After the shooting, the men claimed they were being held against their will by their former employer, Paravant, in Kabul. Paravant's parent company, Xe, said the men were not being held against their will. It said the U.S. military told the company to instruct the men to stay as the investigation progressed.
The U.S. military denied the men were being asked to stay because of the investigation...
The controversy continues over the shooting incident and who authorized what. Here's the AP story:
Two men who worked for the security firm formerly known as Blackwater say the company issued weapons to their employees in Afghanistan despite the military prohibiting workers from carrying guns.
The employees were military trainers apparently allowed to use weapons during training but not otherwise because of restrictions placed on Blackwater by the military. The restrictions are a clear response to repeated incidents by private contractors, Blackwater included.
At the management level, Blackwater's reputation for integrity is not good. It was Blackwater whose contractors were killed by insurgents in an ugly 2004 incident in Fallujah after being warned by the military to use a different route. Like Cheney, Rumsfeld and Bush, Blackwater's executives have a knack for revising history. Here's part of a 2007 story from Bloomberg:
In a 10-page report delivered yesterday to the House Oversight and Government Reform Committee, Blackwater said its security guards couldn't have prevented the deaths of four Americans in an attack in Fallujah at an Iraqi Civil Defense Corps checkpoint. The videotaped brutality of the incident sparked a U.S. military offensive.
However, in the same news story, we find a different version after investigations by others:
Committee Chairman Henry Waxman has criticized the company in a series of reports, including a Sept. 27 review that said the company ignored warnings, failed to properly equip its employees and cut essential personnel before the ambush.The head of Blackwater, now know as Xe, is a well-connected Republican, Erik D. Prince. The New York Times did a profile on him during congressional investigations in 2007:
Waxman has accused the company of initiating violence in a series of incidents in Iraq, quietly paying off one victim's family and avoiding U.S. taxes. He also highlighted ties between its top executives and the Bush administration.
U.S. Secretary of State Condoleezza Rice yesterday ordered added training and revised rules for use of force by security contractors in Iraq, following a Sept. 16 incident involving Blackwater that left at least 11 people dead.
Republican political connections ran deep in his family long before Mr. Prince founded Blackwater in 1997. When he was a teenager, religious conservative leaders like Gary Bauer, now the president of American Values, were house guests. James C. Dobson, the founder of the evangelical organization Focus on the Family, gave the eulogy at his father’s funeral in 1995. “Dr. and Mrs. Dobson are friends with Erik Prince and his mother, Elsa Broekhuizen,” Focus on the Family said in a statement.

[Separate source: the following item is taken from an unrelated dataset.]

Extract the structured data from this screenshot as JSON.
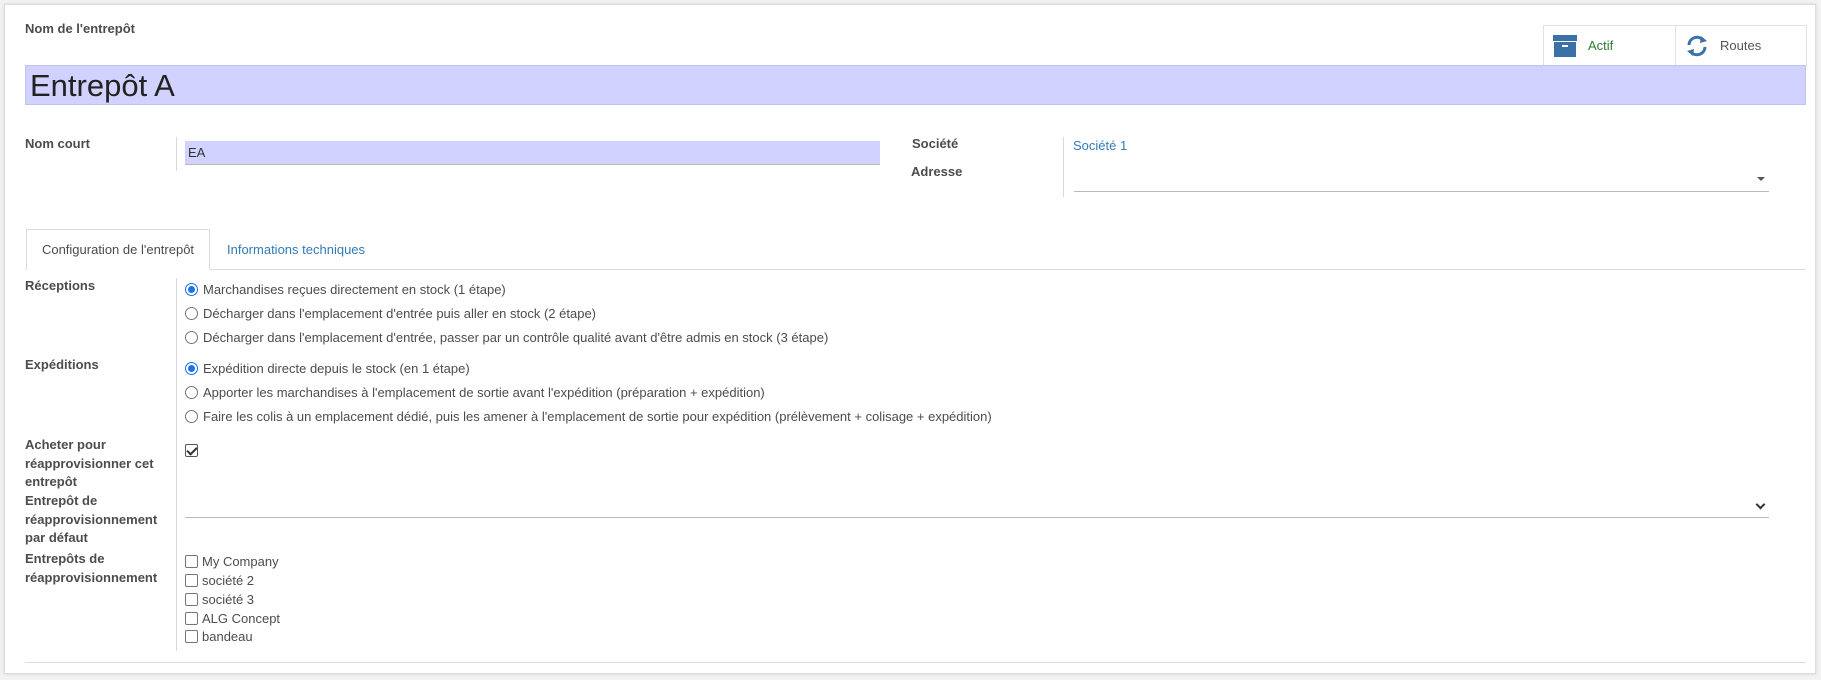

Mr. Prince’s sister, Betsy DeVos, married into one of the most politically active conservative families in the Midwest. She has served as the chairwoman of the Republican Party of Michigan, and last year, her husband, Richard DeVos Jr., ran unsuccessfully for governor of Michigan as the Republican candidate. Mr. Prince and his family have given hundreds of thousands of dollars to Republican candidates and other conservative and religious causes, records show.
Various excuses are made for Blackwater just as excuses have been made for Cheney, Rumseld, Scooter Libby, Karl Rove and yes, George W. Bush. Hopefully, the era of private military contractors is drawing to a close. It cannot happen soon enough.